Repeat every entry below exactly as given.

* Input material:
↓
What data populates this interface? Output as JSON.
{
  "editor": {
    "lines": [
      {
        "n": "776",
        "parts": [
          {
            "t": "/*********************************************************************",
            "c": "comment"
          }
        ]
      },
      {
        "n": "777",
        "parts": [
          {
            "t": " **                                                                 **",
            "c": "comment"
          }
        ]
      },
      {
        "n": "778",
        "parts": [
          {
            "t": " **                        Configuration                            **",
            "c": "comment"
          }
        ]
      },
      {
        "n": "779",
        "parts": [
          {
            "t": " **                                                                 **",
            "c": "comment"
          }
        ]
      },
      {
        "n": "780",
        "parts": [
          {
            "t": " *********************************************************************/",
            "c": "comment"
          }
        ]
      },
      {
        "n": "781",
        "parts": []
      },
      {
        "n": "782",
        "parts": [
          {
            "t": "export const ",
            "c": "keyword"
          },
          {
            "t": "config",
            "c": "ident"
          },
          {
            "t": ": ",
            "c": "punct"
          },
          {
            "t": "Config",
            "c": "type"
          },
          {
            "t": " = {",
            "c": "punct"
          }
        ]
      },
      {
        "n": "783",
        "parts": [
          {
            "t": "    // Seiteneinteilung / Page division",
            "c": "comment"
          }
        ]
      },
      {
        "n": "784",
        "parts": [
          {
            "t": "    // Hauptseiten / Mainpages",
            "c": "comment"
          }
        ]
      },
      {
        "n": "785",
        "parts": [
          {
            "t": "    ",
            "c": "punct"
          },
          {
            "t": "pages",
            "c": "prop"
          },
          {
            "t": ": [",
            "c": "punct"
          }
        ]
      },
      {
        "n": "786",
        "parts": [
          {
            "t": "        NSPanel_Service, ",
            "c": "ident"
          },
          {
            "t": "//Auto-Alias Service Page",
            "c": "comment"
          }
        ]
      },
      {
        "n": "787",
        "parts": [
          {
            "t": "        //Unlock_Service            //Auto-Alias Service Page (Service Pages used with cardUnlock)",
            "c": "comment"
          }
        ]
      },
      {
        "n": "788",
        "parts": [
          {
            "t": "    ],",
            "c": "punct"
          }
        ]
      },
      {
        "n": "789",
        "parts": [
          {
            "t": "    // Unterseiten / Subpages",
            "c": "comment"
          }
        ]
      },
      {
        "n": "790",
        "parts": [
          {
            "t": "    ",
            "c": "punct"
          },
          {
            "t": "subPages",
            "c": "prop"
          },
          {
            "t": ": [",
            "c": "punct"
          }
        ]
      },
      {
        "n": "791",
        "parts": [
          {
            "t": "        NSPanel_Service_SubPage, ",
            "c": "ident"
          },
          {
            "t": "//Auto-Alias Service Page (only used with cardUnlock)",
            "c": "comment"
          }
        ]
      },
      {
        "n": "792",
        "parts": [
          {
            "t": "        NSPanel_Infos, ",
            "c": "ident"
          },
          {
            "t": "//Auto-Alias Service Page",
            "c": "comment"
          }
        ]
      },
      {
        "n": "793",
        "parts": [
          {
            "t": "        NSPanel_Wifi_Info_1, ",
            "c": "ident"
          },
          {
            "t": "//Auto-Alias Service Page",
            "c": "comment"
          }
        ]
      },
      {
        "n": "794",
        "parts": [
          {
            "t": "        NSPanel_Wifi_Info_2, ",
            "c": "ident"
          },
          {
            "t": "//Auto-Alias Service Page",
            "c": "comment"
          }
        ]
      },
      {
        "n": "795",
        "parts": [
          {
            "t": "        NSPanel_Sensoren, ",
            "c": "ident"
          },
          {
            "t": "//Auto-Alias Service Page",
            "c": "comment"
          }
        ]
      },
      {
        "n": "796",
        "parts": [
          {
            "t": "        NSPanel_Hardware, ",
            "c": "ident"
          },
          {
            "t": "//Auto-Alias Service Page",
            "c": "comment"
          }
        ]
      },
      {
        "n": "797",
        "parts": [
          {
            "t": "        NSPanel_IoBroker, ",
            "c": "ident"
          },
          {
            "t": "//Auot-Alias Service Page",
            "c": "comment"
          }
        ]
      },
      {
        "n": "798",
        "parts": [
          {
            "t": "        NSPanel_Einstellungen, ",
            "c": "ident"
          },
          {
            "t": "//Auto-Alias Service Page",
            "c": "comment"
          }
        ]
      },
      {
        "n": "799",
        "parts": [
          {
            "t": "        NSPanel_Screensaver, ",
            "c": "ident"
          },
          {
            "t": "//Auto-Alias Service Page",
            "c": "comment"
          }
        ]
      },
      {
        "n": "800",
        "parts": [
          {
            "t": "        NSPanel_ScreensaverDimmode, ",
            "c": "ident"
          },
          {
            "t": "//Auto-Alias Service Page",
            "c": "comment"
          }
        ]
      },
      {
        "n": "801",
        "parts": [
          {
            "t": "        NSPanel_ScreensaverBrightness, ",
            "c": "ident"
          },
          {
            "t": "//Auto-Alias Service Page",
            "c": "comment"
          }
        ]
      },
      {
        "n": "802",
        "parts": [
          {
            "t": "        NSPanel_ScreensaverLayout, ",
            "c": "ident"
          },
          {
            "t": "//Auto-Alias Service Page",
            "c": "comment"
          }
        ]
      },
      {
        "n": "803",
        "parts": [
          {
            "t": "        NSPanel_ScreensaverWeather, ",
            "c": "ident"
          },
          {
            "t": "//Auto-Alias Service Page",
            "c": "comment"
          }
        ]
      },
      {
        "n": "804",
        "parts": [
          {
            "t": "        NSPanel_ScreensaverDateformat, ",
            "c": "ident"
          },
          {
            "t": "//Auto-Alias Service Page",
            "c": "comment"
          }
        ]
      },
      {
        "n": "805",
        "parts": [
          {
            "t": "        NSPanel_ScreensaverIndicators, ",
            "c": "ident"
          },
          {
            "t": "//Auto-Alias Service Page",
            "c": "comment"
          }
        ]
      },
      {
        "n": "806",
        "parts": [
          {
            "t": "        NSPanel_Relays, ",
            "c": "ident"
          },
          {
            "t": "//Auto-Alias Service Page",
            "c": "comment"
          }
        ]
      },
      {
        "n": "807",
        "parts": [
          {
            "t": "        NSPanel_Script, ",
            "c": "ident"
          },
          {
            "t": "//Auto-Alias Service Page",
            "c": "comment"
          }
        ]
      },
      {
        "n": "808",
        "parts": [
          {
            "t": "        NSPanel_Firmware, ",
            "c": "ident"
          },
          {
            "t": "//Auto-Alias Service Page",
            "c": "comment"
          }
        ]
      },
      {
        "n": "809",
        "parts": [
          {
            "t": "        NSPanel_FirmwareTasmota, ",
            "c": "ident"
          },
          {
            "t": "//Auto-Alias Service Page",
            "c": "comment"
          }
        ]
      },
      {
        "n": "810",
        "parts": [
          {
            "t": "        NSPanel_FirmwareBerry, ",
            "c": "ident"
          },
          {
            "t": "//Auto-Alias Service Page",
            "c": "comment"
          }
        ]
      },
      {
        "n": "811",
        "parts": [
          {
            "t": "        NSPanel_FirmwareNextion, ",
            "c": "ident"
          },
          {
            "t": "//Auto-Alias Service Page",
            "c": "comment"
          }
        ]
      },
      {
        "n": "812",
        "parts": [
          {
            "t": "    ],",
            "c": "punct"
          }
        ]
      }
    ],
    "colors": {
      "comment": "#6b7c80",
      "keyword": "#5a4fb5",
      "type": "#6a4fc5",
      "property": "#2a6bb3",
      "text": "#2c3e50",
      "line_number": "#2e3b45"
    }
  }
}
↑
* Task answer:
What data populates this interface? Output as JSON.
{
  "editor": {
    "lines": [
      {
        "n": "776",
        "parts": [
          {
            "t": "/*********************************************************************",
            "c": "comment"
          }
        ]
      },
      {
        "n": "777",
        "parts": [
          {
            "t": " **                                                                 **",
            "c": "comment"
          }
        ]
      },
      {
        "n": "778",
        "parts": [
          {
            "t": " **                        Configuration                            **",
            "c": "comment"
          }
        ]
      },
      {
        "n": "779",
        "parts": [
          {
            "t": " **                                                                 **",
            "c": "comment"
          }
        ]
      },
      {
        "n": "780",
        "parts": [
          {
            "t": " *********************************************************************/",
            "c": "comment"
          }
        ]
      },
      {
        "n": "781",
        "parts": []
      },
      {
        "n": "782",
        "parts": [
          {
            "t": "export const ",
            "c": "keyword"
          },
          {
            "t": "config",
            "c": "ident"
          },
          {
            "t": ": ",
            "c": "punct"
          },
          {
            "t": "Config",
            "c": "type"
          },
          {
            "t": " = {",
            "c": "punct"
          }
        ]
      },
      {
        "n": "783",
        "parts": [
          {
            "t": "    // Seiteneinteilung / Page division",
            "c": "comment"
          }
        ]
      },
      {
        "n": "784",
        "parts": [
          {
            "t": "    // Hauptseiten / Mainpages",
            "c": "comment"
          }
        ]
      },
      {
        "n": "785",
        "parts": [
          {
            "t": "    ",
            "c": "punct"
          },
          {
            "t": "pages",
            "c": "prop"
          },
          {
            "t": ": [",
            "c": "punct"
          }
        ]
      },
      {
        "n": "786",
        "parts": [
          {
            "t": "        NSPanel_Service, ",
            "c": "ident"
          },
          {
            "t": "//Auto-Alias Service Page",
            "c": "comment"
          }
        ]
      },
      {
        "n": "787",
        "parts": [
          {
            "t": "        //Unlock_Service            //Auto-Alias Service Page (Service Pages used with cardUnlock)",
            "c": "comment"
          }
        ]
      },
      {
        "n": "788",
        "parts": [
          {
            "t": "    ],",
            "c": "punct"
          }
        ]
      },
      {
        "n": "789",
        "parts": [
          {
            "t": "    // Unterseiten / Subpages",
            "c": "comment"
          }
        ]
      },
      {
        "n": "790",
        "parts": [
          {
            "t": "    ",
            "c": "punct"
          },
          {
            "t": "subPages",
            "c": "prop"
          },
          {
            "t": ": [",
            "c": "punct"
          }
        ]
      },
      {
        "n": "791",
        "parts": [
          {
            "t": "        NSPanel_Service_SubPage, ",
            "c": "ident"
          },
          {
            "t": "//Auto-Alias Service Page (only used with cardUnlock)",
            "c": "comment"
          }
        ]
      },
      {
        "n": "792",
        "parts": [
          {
            "t": "        NSPanel_Infos, ",
            "c": "ident"
          },
          {
            "t": "//Auto-Alias Service Page",
            "c": "comment"
          }
        ]
      },
      {
        "n": "793",
        "parts": [
          {
            "t": "        NSPanel_Wifi_Info_1, ",
            "c": "ident"
          },
          {
            "t": "//Auto-Alias Service Page",
            "c": "comment"
          }
        ]
      },
      {
        "n": "794",
        "parts": [
          {
            "t": "        NSPanel_Wifi_Info_2, ",
            "c": "ident"
          },
          {
            "t": "//Auto-Alias Service Page",
            "c": "comment"
          }
        ]
      },
      {
        "n": "795",
        "parts": [
          {
            "t": "        NSPanel_Sensoren, ",
            "c": "ident"
          },
          {
            "t": "//Auto-Alias Service Page",
            "c": "comment"
          }
        ]
      },
      {
        "n": "796",
        "parts": [
          {
            "t": "        NSPanel_Hardware, ",
            "c": "ident"
          },
          {
            "t": "//Auto-Alias Service Page",
            "c": "comment"
          }
        ]
      },
      {
        "n": "797",
        "parts": [
          {
            "t": "        NSPanel_IoBroker, ",
            "c": "ident"
          },
          {
            "t": "//Auot-Alias Service Page",
            "c": "comment"
          }
        ]
      },
      {
        "n": "798",
        "parts": [
          {
            "t": "        NSPanel_Einstellungen, ",
            "c": "ident"
          },
          {
            "t": "//Auto-Alias Service Page",
            "c": "comment"
          }
        ]
      },
      {
        "n": "799",
        "parts": [
          {
            "t": "        NSPanel_Screensaver, ",
            "c": "ident"
          },
          {
            "t": "//Auto-Alias Service Page",
            "c": "comment"
          }
        ]
      },
      {
        "n": "800",
        "parts": [
          {
            "t": "        NSPanel_ScreensaverDimmode, ",
            "c": "ident"
          },
          {
            "t": "//Auto-Alias Service Page",
            "c": "comment"
          }
        ]
      },
      {
        "n": "801",
        "parts": [
          {
            "t": "        NSPanel_ScreensaverBrightness, ",
            "c": "ident"
          },
          {
            "t": "//Auto-Alias Service Page",
            "c": "comment"
          }
        ]
      },
      {
        "n": "802",
        "parts": [
          {
            "t": "        NSPanel_ScreensaverLayout, ",
            "c": "ident"
          },
          {
            "t": "//Auto-Alias Service Page",
            "c": "comment"
          }
        ]
      },
      {
        "n": "803",
        "parts": [
          {
            "t": "        NSPanel_ScreensaverWeather, ",
            "c": "ident"
          },
          {
            "t": "//Auto-Alias Service Page",
            "c": "comment"
          }
        ]
      },
      {
        "n": "804",
        "parts": [
          {
            "t": "        NSPanel_ScreensaverDateformat, ",
            "c": "ident"
          },
          {
            "t": "//Auto-Alias Service Page",
            "c": "comment"
          }
        ]
      },
      {
        "n": "805",
        "parts": [
          {
            "t": "        NSPanel_ScreensaverIndicators, ",
            "c": "ident"
          },
          {
            "t": "//Auto-Alias Service Page",
            "c": "comment"
          }
        ]
      },
      {
        "n": "806",
        "parts": [
          {
            "t": "        NSPanel_Relays, ",
            "c": "ident"
          },
          {
            "t": "//Auto-Alias Service Page",
            "c": "comment"
          }
        ]
      },
      {
        "n": "807",
        "parts": [
          {
            "t": "        NSPanel_Script, ",
            "c": "ident"
          },
          {
            "t": "//Auto-Alias Service Page",
            "c": "comment"
          }
        ]
      },
      {
        "n": "808",
        "parts": [
          {
            "t": "        NSPanel_Firmware, ",
            "c": "ident"
          },
          {
            "t": "//Auto-Alias Service Page",
            "c": "comment"
          }
        ]
      },
      {
        "n": "809",
        "parts": [
          {
            "t": "        NSPanel_FirmwareTasmota, ",
            "c": "ident"
          },
          {
            "t": "//Auto-Alias Service Page",
            "c": "comment"
          }
        ]
      },
      {
        "n": "810",
        "parts": [
          {
            "t": "        NSPanel_FirmwareBerry, ",
            "c": "ident"
          },
          {
            "t": "//Auto-Alias Service Page",
            "c": "comment"
          }
        ]
      },
      {
        "n": "811",
        "parts": [
          {
            "t": "        NSPanel_FirmwareNextion, ",
            "c": "ident"
          },
          {
            "t": "//Auto-Alias Service Page",
            "c": "comment"
          }
        ]
      },
      {
        "n": "812",
        "parts": [
          {
            "t": "    ],",
            "c": "punct"
          }
        ]
      }
    ],
    "colors": {
      "comment": "#6b7c80",
      "keyword": "#5a4fb5",
      "type": "#6a4fc5",
      "property": "#2a6bb3",
      "text": "#2c3e50",
      "line_number": "#2e3b45"
    }
  }
}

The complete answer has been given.